“What? I’m sure everyone who’s read any kind of literature knows they need to wear black.” The Goddess says exasperatedly. “Their clothes should be 90% black, the female eyeliner at least 5mm thick around the eyes, and we encourage the larger pentacles, right?”
“Sure do. Bloody Wiccans.” The paper is quickly incinerated.
This is a common niggle of many of use. While black may be a good color for its energy-absorbing properties, black is not stitched to ‘Witch’. There is NOTHING you have to wear to be a ‘true’ Witch/Pagan. But on the other end of the scale, people who chose to wear ‘stereotypical Witch’ fashion are going to get it in the neck for being sheep. Appearances do make an impression, but it seldom the right one.
“Hmmm.” the Goddess murmurs as she flicks through several piece of pink paper.
“What is it?”
“I’ve got a daily devotional, a nice enough eclectic, who I’ve been quite good to for the past year, but I’ve just realized she always pronounces athame differently. A-tha-me, A-th-ame….”

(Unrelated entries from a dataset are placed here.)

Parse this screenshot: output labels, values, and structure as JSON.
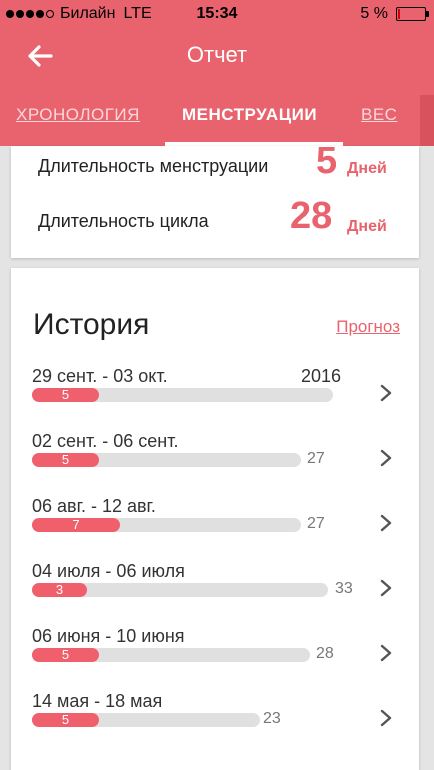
{
  "status_bar": {
    "carrier": "Билайн",
    "network": "LTE",
    "time": "15:34",
    "battery": "5 %"
  },
  "header": {
    "title": "Отчет",
    "back_icon": "arrow-left-icon"
  },
  "tabs": [
    {
      "label": "ХРОНОЛОГИЯ",
      "active": false
    },
    {
      "label": "МЕНСТРУАЦИИ",
      "active": true
    },
    {
      "label": "ВЕС",
      "active": false
    }
  ],
  "summary": {
    "period_label": "Длительность менструации",
    "period_value": "5",
    "period_unit": "Дней",
    "cycle_label": "Длительность цикла",
    "cycle_value": "28",
    "cycle_unit": "Дней"
  },
  "history": {
    "title": "История",
    "forecast_link": "Прогноз",
    "rows": [
      {
        "dates": "29 сент. - 03 окт.",
        "year": "2016",
        "period": "5",
        "cycle": ""
      },
      {
        "dates": "02 сент. - 06 сент.",
        "year": "",
        "period": "5",
        "cycle": "27"
      },
      {
        "dates": "06 авг. - 12 авг.",
        "year": "",
        "period": "7",
        "cycle": "27"
      },
      {
        "dates": "04 июля - 06 июля",
        "year": "",
        "period": "3",
        "cycle": "33"
      },
      {
        "dates": "06 июня - 10 июня",
        "year": "",
        "period": "5",
        "cycle": "28"
      },
      {
        "dates": "14 мая - 18 мая",
        "year": "",
        "period": "5",
        "cycle": "23"
      }
    ]
  },
  "colors": {
    "accent": "#e8636d",
    "bar": "#f0606c",
    "track": "#e0e0e0"
  }
}
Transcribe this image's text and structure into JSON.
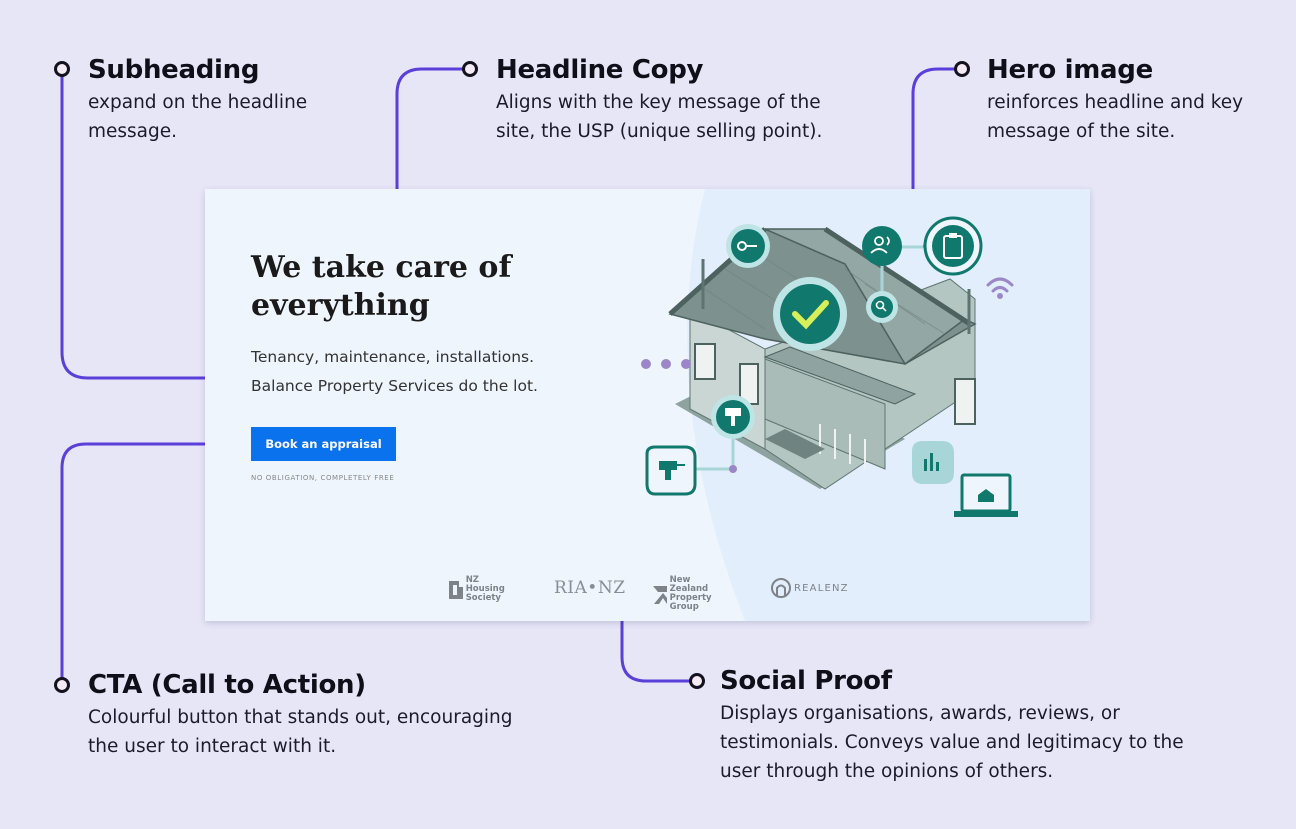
{
  "annotations": {
    "subheading": {
      "title": "Subheading",
      "desc_line1": "expand on the headline",
      "desc_line2": "message."
    },
    "headline": {
      "title": "Headline Copy",
      "desc_line1": "Aligns with the key message of the",
      "desc_line2": "site, the USP (unique selling point)."
    },
    "hero": {
      "title": "Hero image",
      "desc_line1": "reinforces headline and key",
      "desc_line2": "message of the site."
    },
    "cta": {
      "title": "CTA (Call to Action)",
      "desc_line1": "Colourful button that stands out, encouraging",
      "desc_line2": "the user to interact with it."
    },
    "social": {
      "title": "Social Proof",
      "desc_line1": "Displays organisations, awards, reviews, or",
      "desc_line2": "testimonials. Conveys value and legitimacy to the",
      "desc_line3": "user through the opinions of others."
    }
  },
  "mockup": {
    "headline_line1": "We take care of",
    "headline_line2": "everything",
    "subheading_line1": "Tenancy, maintenance, installations.",
    "subheading_line2": "Balance Property Services do the lot.",
    "cta_label": "Book an appraisal",
    "cta_note": "NO OBLIGATION, COMPLETELY FREE",
    "logos": {
      "nz_housing_line1": "NZ Housing",
      "nz_housing_line2": "Society",
      "ria": "RIA•NZ",
      "nzpg_line1": "New Zealand",
      "nzpg_line2": "Property Group",
      "realenz": "REALENZ"
    }
  },
  "colors": {
    "connector": "#5b3fd9",
    "background": "#e6e6f7",
    "cta": "#0a72ec",
    "teal": "#11786e"
  },
  "icons": [
    "key-icon",
    "users-icon",
    "clipboard-icon",
    "check-icon",
    "search-icon",
    "wifi-icon",
    "paint-roller-icon",
    "drill-icon",
    "bar-chart-icon",
    "laptop-icon"
  ]
}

“Send her a spot of bad luck, she’ll get the picture.” The God says offhandedly, immersed in his papers.
Does it really matter how we pronounce certain things, if we know what each other are talking about? And what’s with this obsession with finding new and strange ways of spelling ‘magic’? I personally don’t suppose the divine cares how we spell it.
The God’s eyes widen as he scans with amazing speed through a pile of papers several feet high.
“Oh my Goddess!”
“Yes?” She raises an eyebrow.
“These are from a set of Covens who don’t rhyme their verses!”
The Goddess gasps.
“Well, you know what to do, dear.”
“Sure do.” With that the God forces the large pile to burst into flame.
“Not on the desk!” the Goddess shouts.
Now, this one I understand could be met with some criticism, but I don’t believe a spell is any less effective because it doesn’t rhyme, or it doesn’t include bad Old English (the, thou, ye, -est/-eth). I don’t believe my magical work is any less worthy because I don’t give it a rigid structure. I’m sure the divine conscious likes a break from all that sweet poetry.
I suppose all I’m trying to do here is to make a point: The craft is your own. If you’re told something, or read something that doesn’t fly with you, don’t do it! Do it the way you believe is right for you. If you’re spelling magic with a ‘Z’ in it, pronouncing athame like ‘grapefruit’, or wearing an Elmo t-shirt to ritual, don’t sweat it!
It is the intent that matters.